Remember when, last October, we’ve been telling you about Nest, the company founded by ex-Apple Chief Architect Tony Fadell, who wanted to enter the market with a revolutionary smart thermostat? Yes, the thermostat has been innovative, but its conception is now contested by none other than Honeywell, who filed a lawsuit against Nest for more than seven patent infringements.
A fresh startup, Nest is backed by Google Ventures (perhaps there’s a link between Fadell and Google’s Eric Schmidt, an ex-Apple board member), Kleiner Perkins and Al Gore (also a board member at Apple) and has gathered some tens of millions of dollars for developing the smart thermostat that they’re now selling through retailer Best Buy, who was also mentioned in the lawsuit.
While I don’t think Honeywell sued for nothing, I also think Nest hasn’t stolen any ideas voluntarily. Among the multitude of innovations Honeywell may have had at some points in time, there may have been more than one resembling Nest’s, but that doesn’t necessarily gives them the moral right to sue, especially if they haven’t brought any of those ideas to the market and probably never will.

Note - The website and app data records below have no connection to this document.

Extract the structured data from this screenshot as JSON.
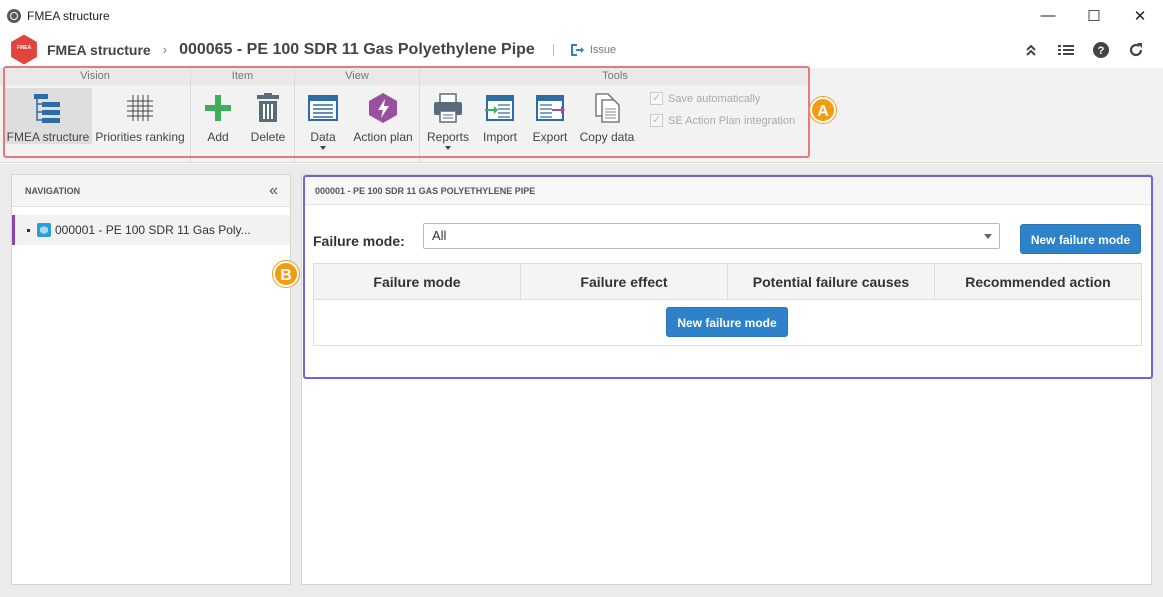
{
  "window": {
    "title": "FMEA structure",
    "minimize": "—",
    "maximize": "☐",
    "close": "✕"
  },
  "header": {
    "logo_text": "FMEA",
    "crumb_root": "FMEA structure",
    "crumb_separator": "›",
    "crumb_current": "000065 - PE 100 SDR 11 Gas Polyethylene Pipe",
    "issue_label": "Issue",
    "icons": [
      "collapse-up-icon",
      "list-icon",
      "help-icon",
      "refresh-icon"
    ]
  },
  "ribbon": {
    "groups": [
      {
        "title": "Vision",
        "buttons": [
          {
            "label": "FMEA structure",
            "icon": "tree-structure-icon",
            "active": true
          },
          {
            "label": "Priorities ranking",
            "icon": "grid-icon"
          }
        ]
      },
      {
        "title": "Item",
        "buttons": [
          {
            "label": "Add",
            "icon": "plus-icon"
          },
          {
            "label": "Delete",
            "icon": "trash-icon"
          }
        ]
      },
      {
        "title": "View",
        "buttons": [
          {
            "label": "Data",
            "icon": "data-window-icon",
            "dropdown": true
          },
          {
            "label": "Action plan",
            "icon": "action-plan-icon"
          }
        ]
      },
      {
        "title": "Tools",
        "buttons": [
          {
            "label": "Reports",
            "icon": "printer-icon",
            "dropdown": true
          },
          {
            "label": "Import",
            "icon": "import-icon"
          },
          {
            "label": "Export",
            "icon": "export-icon"
          },
          {
            "label": "Copy data",
            "icon": "copy-icon"
          }
        ]
      }
    ],
    "checkboxes": [
      {
        "label": "Save automatically",
        "checked": true,
        "disabled": true
      },
      {
        "label": "SE Action Plan integration",
        "checked": true,
        "disabled": true
      }
    ]
  },
  "annotations": {
    "a": "A",
    "b": "B"
  },
  "navigation": {
    "title": "NAVIGATION",
    "collapse": "«",
    "items": [
      {
        "label": "000001 - PE 100 SDR 11 Gas Poly..."
      }
    ]
  },
  "content": {
    "title": "000001 - PE 100 SDR 11 GAS POLYETHYLENE PIPE",
    "failure_mode_label": "Failure mode:",
    "failure_mode_value": "All",
    "new_button": "New failure mode",
    "columns": [
      "Failure mode",
      "Failure effect",
      "Potential failure causes",
      "Recommended action"
    ],
    "empty_button": "New failure mode"
  },
  "colors": {
    "accent": "#2e82c9",
    "highlight_a": "#e8787a",
    "highlight_b": "#6b66e0",
    "badge": "#f39c12",
    "nav_marker": "#8e44ad"
  }
}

Have you ever seen the movie “Tucker: The Man and His Dream?” Well, if you haven’t, I recommend it. What’s happening now to Nest is like taken from the movie, but I don’t want to believe it’ll have the same ending – it would be like putting a cap on innovation and killing it from its infancy.
Nest will defend itself, that’s for sure, but for how long? Katie Fehrenbacher from GigaOM has a few more details on what’s behind the curtains.